YOUR ASSIGNMENT
Word-for-word repetition of the records below is needed, but only from the line holding "Parse this screenshot: output" through the final line, with pictures excluded.

*** RECORDS TO PROCESS Section Begins ***

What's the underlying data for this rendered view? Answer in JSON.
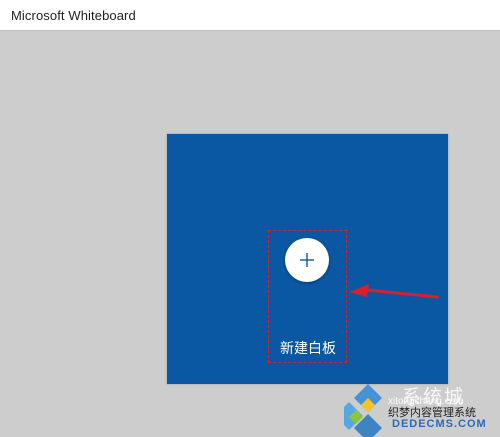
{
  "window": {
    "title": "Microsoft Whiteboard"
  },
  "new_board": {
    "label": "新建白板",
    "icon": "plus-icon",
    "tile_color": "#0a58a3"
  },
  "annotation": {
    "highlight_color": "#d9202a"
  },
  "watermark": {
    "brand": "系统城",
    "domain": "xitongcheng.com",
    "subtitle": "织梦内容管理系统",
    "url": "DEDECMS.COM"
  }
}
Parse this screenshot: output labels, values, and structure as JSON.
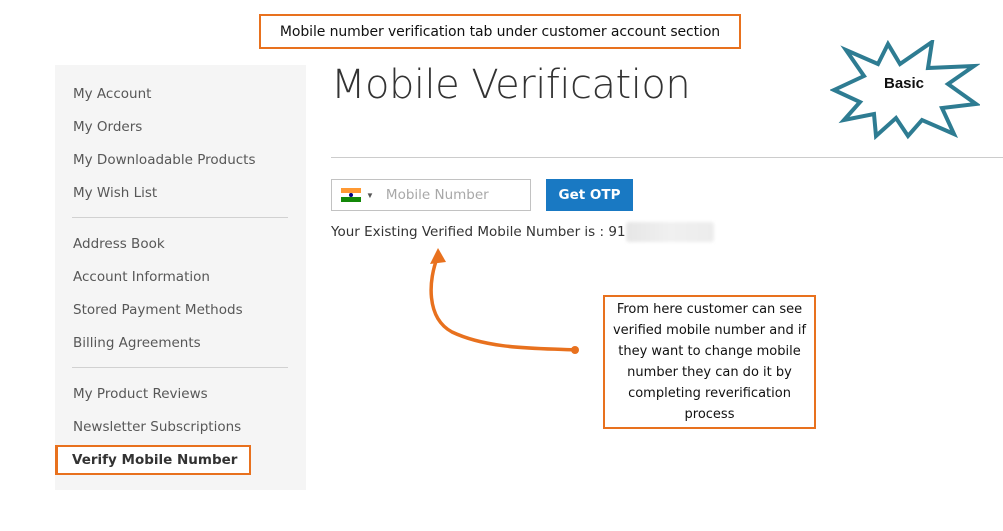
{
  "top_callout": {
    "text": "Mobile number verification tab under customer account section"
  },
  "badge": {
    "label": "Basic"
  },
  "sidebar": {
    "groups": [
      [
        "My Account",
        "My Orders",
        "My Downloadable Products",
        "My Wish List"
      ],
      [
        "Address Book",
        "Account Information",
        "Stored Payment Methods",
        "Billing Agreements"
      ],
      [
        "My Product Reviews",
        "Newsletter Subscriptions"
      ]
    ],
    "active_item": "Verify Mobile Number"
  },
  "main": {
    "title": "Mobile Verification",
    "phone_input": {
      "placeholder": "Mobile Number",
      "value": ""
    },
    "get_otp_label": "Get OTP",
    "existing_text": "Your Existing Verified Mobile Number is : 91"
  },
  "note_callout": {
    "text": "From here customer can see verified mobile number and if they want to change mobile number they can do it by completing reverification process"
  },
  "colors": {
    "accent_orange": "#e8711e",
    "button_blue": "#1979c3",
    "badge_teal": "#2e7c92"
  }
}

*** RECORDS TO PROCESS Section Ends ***

RESULT OF THE TASK
Parse this screenshot: output labels, values, and structure as JSON.
{
  "top_callout": {
    "text": "Mobile number verification tab under customer account section"
  },
  "badge": {
    "label": "Basic"
  },
  "sidebar": {
    "groups": [
      [
        "My Account",
        "My Orders",
        "My Downloadable Products",
        "My Wish List"
      ],
      [
        "Address Book",
        "Account Information",
        "Stored Payment Methods",
        "Billing Agreements"
      ],
      [
        "My Product Reviews",
        "Newsletter Subscriptions"
      ]
    ],
    "active_item": "Verify Mobile Number"
  },
  "main": {
    "title": "Mobile Verification",
    "phone_input": {
      "placeholder": "Mobile Number",
      "value": ""
    },
    "get_otp_label": "Get OTP",
    "existing_text": "Your Existing Verified Mobile Number is : 91"
  },
  "note_callout": {
    "text": "From here customer can see verified mobile number and if they want to change mobile number they can do it by completing reverification process"
  },
  "colors": {
    "accent_orange": "#e8711e",
    "button_blue": "#1979c3",
    "badge_teal": "#2e7c92"
  }
}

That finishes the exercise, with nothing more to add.